    Russia never has formally apologized for the murders but Putin's decision to attend a memorial ceremony earlier this week in the forest near Katyn was seen as a gesture of goodwill toward reconciliation. Kaczynski wasn't invited to that event. Putin, as prime minister, had invited his Polish counterpart, Tusk...

    ..."This is unbelievable -- this tragic, cursed Katyn," Kaczynski's predecessor, Aleksander Kwasniewski, said on TVN24 television.

    It is "a cursed place, horrible symbolism," he said. "It's hard to believe.
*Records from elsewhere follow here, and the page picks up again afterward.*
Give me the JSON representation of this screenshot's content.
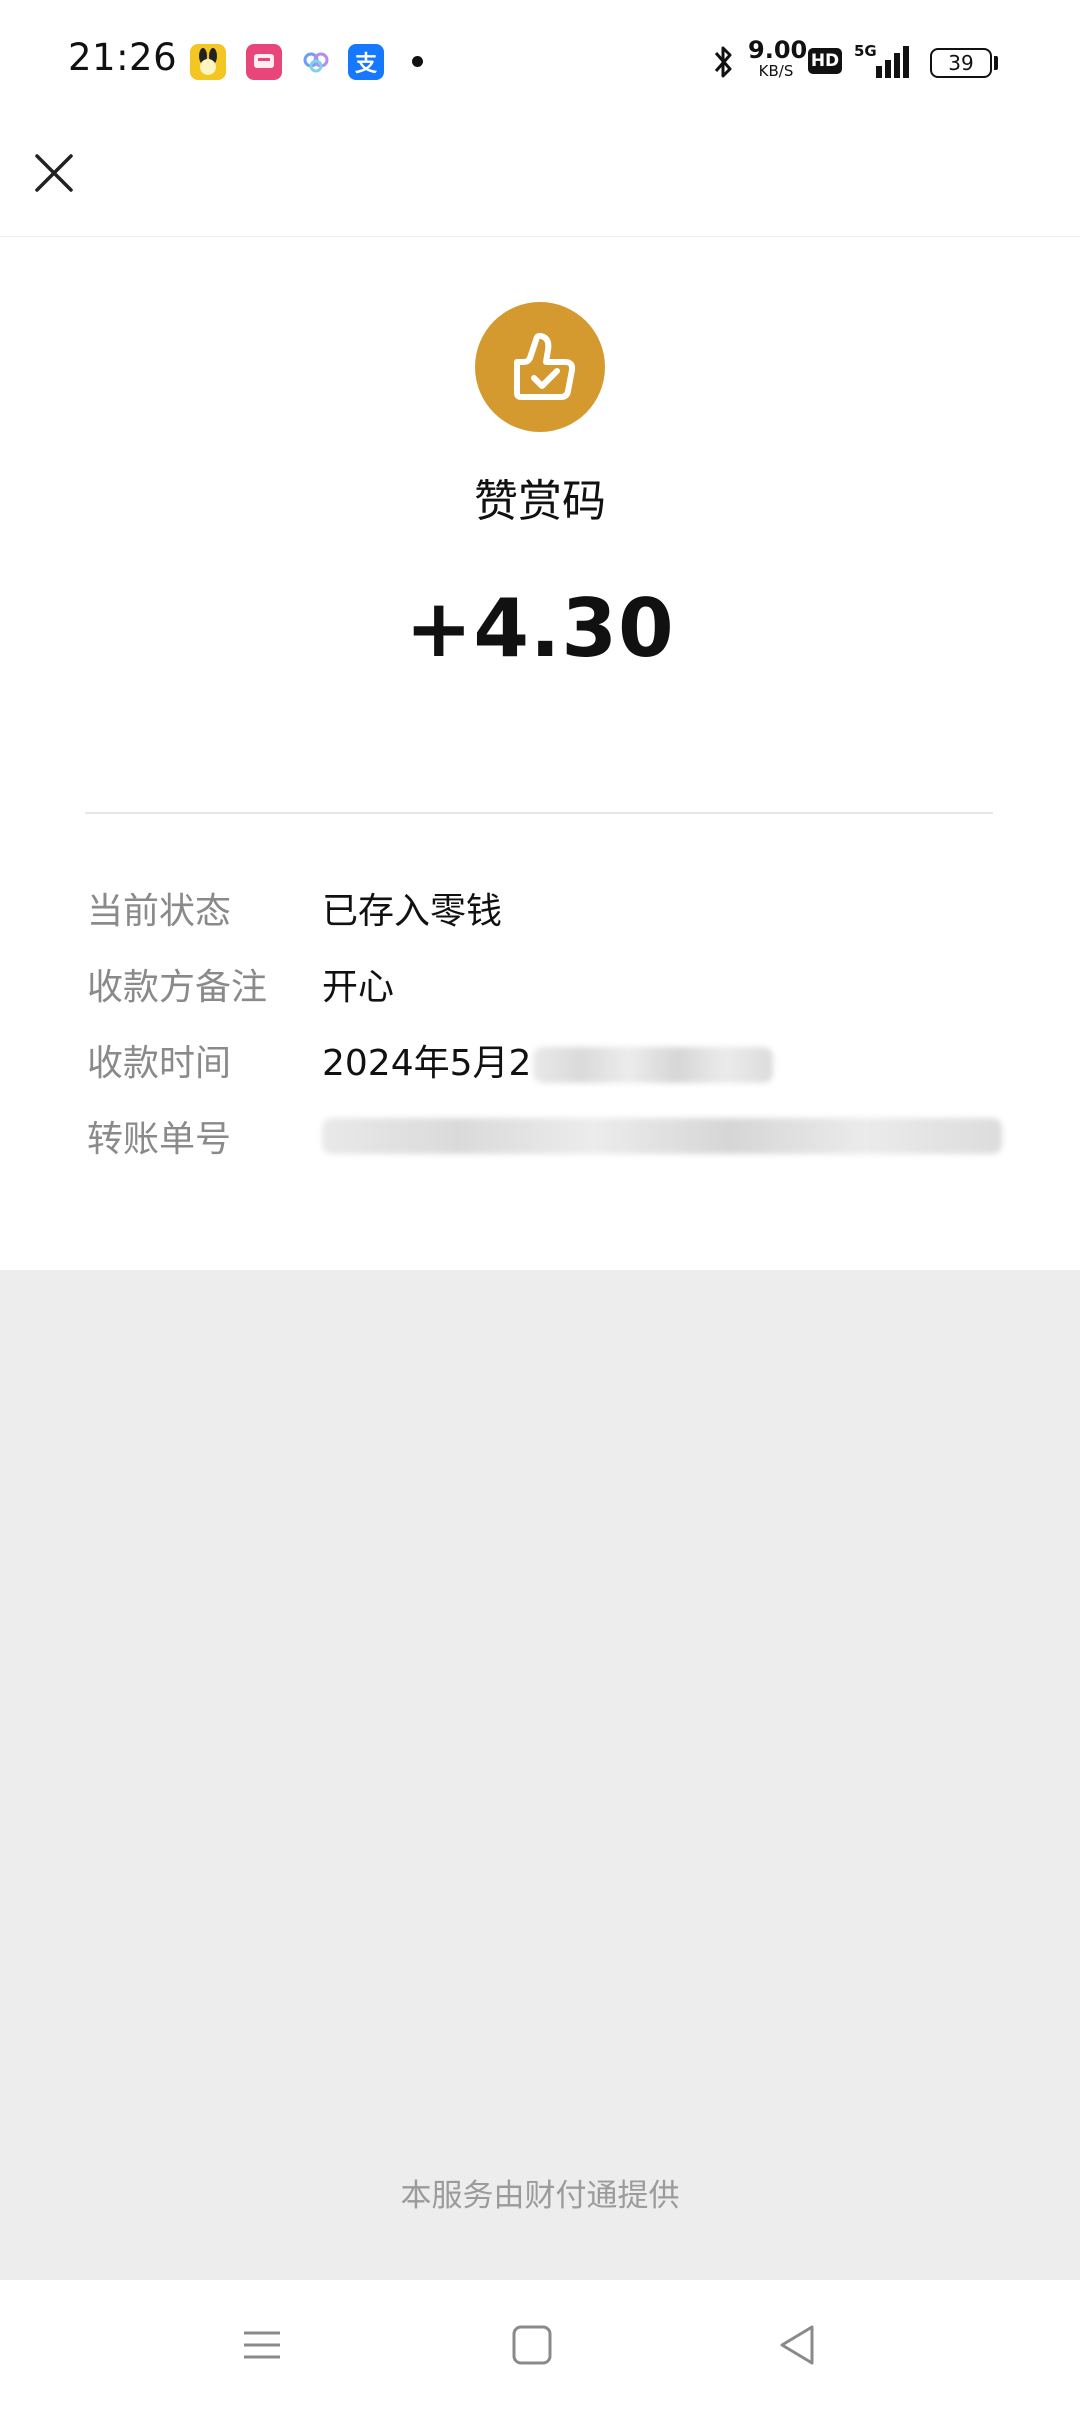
{
  "status_bar": {
    "time": "21:26",
    "speed_value": "9.00",
    "speed_unit": "KB/S",
    "hd_label": "HD",
    "network": "5G",
    "battery": "39"
  },
  "detail": {
    "icon": "thumbs-up-check-icon",
    "title": "赞赏码",
    "amount": "+4.30",
    "rows": [
      {
        "label": "当前状态",
        "value": "已存入零钱"
      },
      {
        "label": "收款方备注",
        "value": "开心"
      },
      {
        "label": "收款时间",
        "value": "2024年5月2"
      },
      {
        "label": "转账单号",
        "value": ""
      }
    ]
  },
  "footer": {
    "note": "本服务由财付通提供"
  },
  "colors": {
    "badge": "#d49a2f",
    "background_gray": "#ededed"
  }
}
You get chills down your spine."

    Thanks for the link -- as (none / 0) (#30)
    by Cream City on Sat Apr 10, 2010 at 10:55:44 AM EST
    it amplifies the info to explain that about 8,000 of the victims were regular military, but that more were POWs and others, as the aim of the Russians was to eviscerate a far wider swath of Polish society: landowners, factory owners, lawyers, priests, officials, university professors, and  much of the Polish intelligentsia, especially Jewish, Ukrainian, Georgian, and Belarusian intelligentsia with Polish citizenship.

    And many Boy Scouts, too.  That's not explicated at the link, but there clearly is so much to this sad story -- and now sadder again with this loss.  You are correct that this is sad for Poles everywhere, as already there is mourning in my very Polish American city.


    Here is the rough copy... (none / 0) (#36)
    by MileHi Hawkeye on Sat Apr 10, 2010 at 11:57:39 AM EST
    ...from the Warsaw English language paper.  

    New Poland Express


    Top stopy in Chicago, too (none / 0) (#38)
    by Cream City on Sat Apr 10, 2010 at 12:10:26 PM EST
    as well as in my city.  And the ChiTrib reports that at least one Polish American was aboard and is among the dead -- a noted Chicago artist, whose father was among those massacred at Katyn.

    Poland and Katyn (none / 0) (#40)
    by christinep on Sat Apr 10, 2010 at 02:09:09 PM EST
    My cousin and I spent some time in Poland in May 2008. We wanted to travel the land of our maternal grandparents. Poland has so many joys and sorrows. At a couple of guided stops, we were told of the Katyn massacre, watching the somber narrator explain what the Poles have felt about this (and memorialized in sculpture and other artistic expression)and seeing clenched jaws about the still-not-closed horrific chapter. Poland's pain today is magnified. Yet more sorrow.